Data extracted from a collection
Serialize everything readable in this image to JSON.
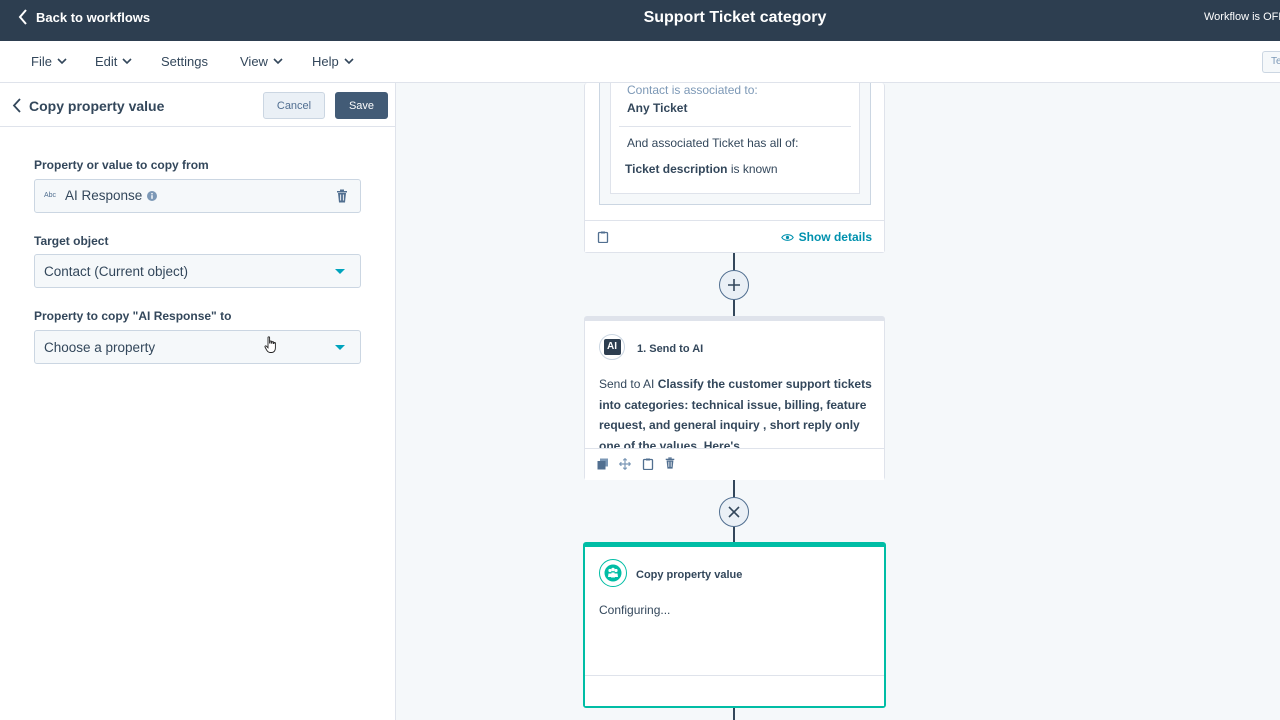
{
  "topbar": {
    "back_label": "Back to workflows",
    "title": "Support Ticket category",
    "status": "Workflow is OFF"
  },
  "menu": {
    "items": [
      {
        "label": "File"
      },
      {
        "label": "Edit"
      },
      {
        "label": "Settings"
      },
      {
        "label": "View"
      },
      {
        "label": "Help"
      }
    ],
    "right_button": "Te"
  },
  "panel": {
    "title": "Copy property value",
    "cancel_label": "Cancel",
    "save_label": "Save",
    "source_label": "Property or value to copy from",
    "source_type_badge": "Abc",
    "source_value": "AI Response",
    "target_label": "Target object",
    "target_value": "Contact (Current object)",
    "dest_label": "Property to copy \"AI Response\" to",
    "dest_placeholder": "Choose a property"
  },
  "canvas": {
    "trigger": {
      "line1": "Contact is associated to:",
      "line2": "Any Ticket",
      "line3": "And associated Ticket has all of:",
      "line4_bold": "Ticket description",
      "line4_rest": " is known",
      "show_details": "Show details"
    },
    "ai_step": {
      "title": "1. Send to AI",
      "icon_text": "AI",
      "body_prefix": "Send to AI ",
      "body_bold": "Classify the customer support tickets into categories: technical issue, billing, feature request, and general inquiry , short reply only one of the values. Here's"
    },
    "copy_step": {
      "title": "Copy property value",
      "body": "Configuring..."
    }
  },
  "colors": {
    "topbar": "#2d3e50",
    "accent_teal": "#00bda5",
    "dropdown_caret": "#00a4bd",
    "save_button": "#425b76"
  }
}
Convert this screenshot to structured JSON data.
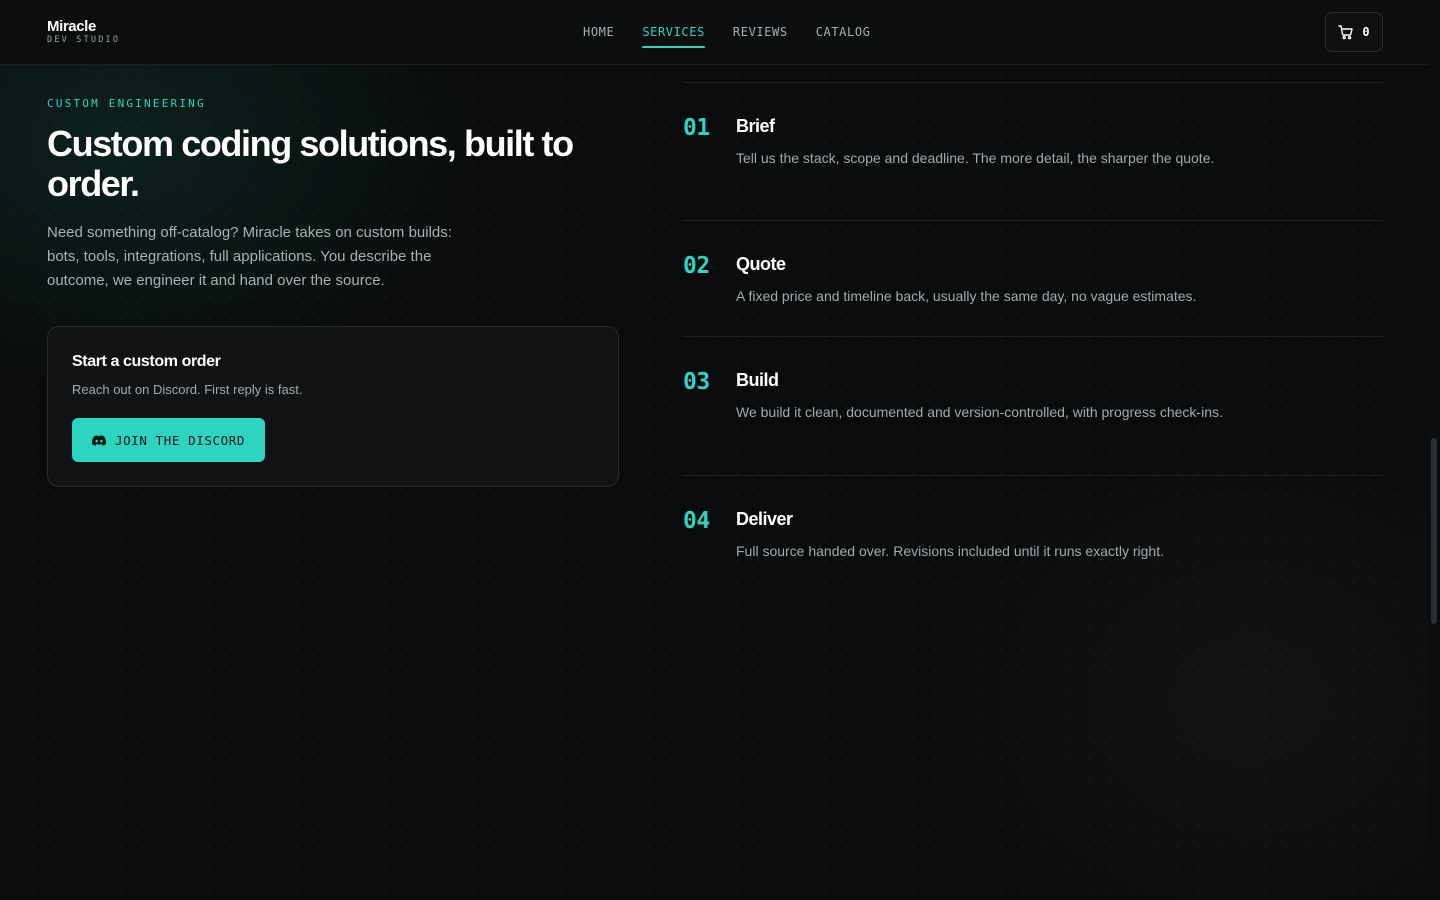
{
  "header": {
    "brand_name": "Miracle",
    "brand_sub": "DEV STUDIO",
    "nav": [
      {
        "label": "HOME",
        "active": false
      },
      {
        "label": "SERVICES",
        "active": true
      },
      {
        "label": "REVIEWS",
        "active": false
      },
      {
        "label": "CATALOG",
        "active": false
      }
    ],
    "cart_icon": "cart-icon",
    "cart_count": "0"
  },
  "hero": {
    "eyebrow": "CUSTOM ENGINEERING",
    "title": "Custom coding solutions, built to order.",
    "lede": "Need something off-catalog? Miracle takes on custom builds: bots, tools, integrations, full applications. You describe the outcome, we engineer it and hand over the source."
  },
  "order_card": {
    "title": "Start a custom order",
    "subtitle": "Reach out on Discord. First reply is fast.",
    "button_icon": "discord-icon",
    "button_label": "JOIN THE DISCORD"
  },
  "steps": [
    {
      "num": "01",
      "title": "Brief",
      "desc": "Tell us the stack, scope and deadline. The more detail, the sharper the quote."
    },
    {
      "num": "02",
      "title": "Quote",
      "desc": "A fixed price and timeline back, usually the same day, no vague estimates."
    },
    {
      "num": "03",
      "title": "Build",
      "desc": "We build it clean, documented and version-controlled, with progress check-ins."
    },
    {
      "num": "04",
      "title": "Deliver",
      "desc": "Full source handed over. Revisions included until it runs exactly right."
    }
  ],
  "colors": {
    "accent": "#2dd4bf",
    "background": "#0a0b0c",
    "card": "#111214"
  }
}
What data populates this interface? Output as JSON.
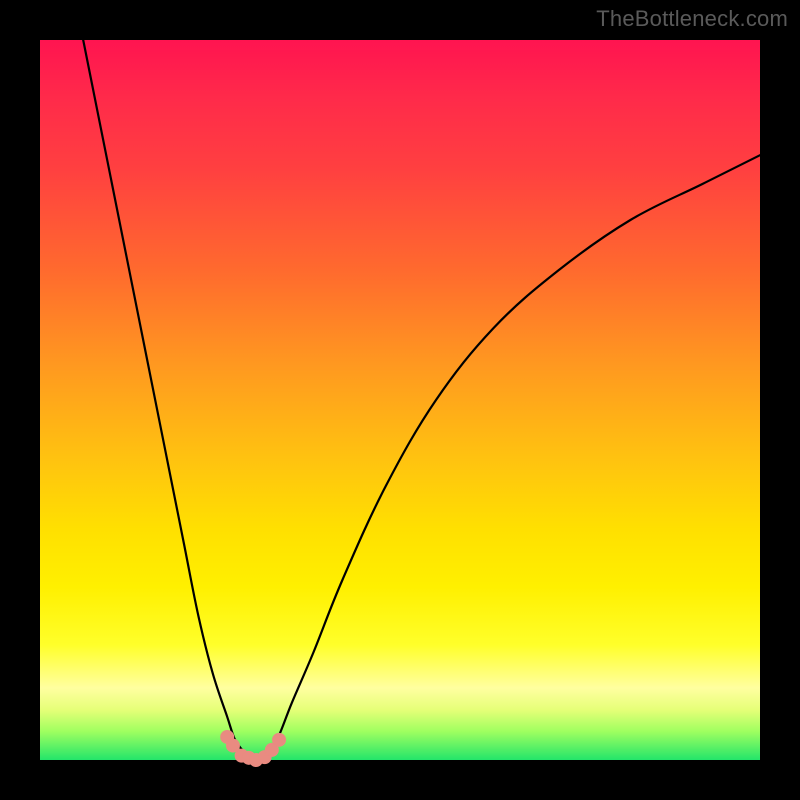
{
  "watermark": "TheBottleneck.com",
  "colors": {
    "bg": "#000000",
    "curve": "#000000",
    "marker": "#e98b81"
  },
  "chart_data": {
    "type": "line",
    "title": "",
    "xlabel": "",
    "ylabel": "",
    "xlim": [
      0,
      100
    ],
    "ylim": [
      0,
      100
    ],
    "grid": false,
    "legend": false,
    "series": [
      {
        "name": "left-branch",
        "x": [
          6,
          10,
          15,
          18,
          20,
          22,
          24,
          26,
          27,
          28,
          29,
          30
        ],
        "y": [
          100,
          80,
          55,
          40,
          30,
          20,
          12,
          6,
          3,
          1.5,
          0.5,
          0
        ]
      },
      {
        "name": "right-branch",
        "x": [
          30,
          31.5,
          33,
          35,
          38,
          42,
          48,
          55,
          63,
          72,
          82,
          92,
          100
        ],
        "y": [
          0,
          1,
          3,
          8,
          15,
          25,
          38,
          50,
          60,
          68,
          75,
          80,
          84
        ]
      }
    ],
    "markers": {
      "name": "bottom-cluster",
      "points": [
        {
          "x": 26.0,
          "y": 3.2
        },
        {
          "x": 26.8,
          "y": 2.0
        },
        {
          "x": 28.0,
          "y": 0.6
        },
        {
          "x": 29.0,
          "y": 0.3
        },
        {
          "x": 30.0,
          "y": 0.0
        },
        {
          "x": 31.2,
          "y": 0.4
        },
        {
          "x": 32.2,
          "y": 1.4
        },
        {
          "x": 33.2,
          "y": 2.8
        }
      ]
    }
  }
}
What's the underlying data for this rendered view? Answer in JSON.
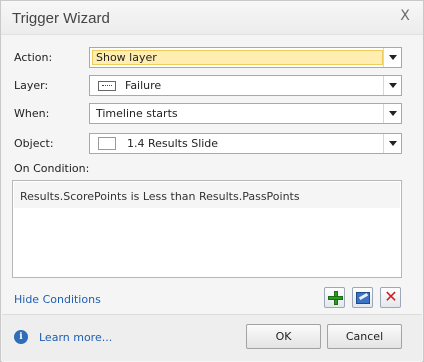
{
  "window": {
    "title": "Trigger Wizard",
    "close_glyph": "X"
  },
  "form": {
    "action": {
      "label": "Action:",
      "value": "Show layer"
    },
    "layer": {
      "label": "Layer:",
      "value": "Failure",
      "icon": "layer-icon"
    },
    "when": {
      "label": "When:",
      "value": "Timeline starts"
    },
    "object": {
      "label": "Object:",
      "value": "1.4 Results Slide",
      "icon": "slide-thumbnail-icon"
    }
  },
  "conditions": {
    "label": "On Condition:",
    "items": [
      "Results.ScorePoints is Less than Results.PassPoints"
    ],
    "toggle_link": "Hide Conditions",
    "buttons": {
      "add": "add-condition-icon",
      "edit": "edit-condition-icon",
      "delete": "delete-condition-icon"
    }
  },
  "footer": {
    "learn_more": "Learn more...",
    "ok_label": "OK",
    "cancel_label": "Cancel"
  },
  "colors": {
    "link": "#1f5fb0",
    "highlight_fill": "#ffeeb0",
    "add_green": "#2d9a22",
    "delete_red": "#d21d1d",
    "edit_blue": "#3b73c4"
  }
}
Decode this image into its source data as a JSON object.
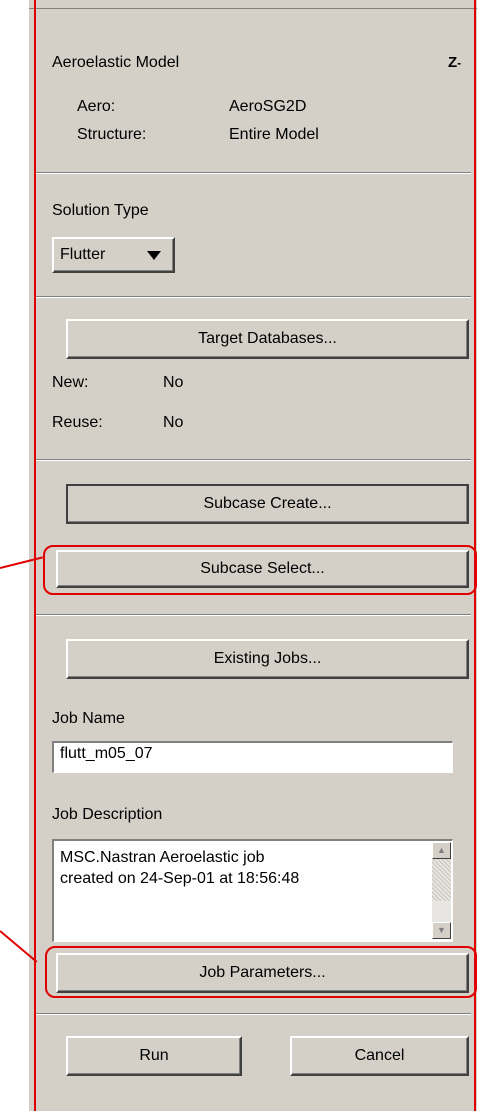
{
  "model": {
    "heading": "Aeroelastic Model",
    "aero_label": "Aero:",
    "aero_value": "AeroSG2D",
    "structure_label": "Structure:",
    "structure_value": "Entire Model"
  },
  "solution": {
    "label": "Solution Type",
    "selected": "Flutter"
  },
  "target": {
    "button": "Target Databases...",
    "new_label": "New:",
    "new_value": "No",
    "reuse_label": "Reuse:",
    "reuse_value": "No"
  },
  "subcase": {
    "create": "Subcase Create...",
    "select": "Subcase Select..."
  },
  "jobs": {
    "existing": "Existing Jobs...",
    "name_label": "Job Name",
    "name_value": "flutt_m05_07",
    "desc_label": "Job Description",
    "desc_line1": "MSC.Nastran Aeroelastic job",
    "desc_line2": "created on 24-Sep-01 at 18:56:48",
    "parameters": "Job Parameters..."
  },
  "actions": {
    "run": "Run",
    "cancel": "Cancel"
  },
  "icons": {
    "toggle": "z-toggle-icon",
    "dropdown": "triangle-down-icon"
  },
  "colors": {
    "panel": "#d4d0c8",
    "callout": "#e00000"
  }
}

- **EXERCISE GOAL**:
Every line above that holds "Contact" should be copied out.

- **EXERCISE SOLUTION**:
    "target_value": "Contact (Current object)",
      "line1": "Contact is associated to:",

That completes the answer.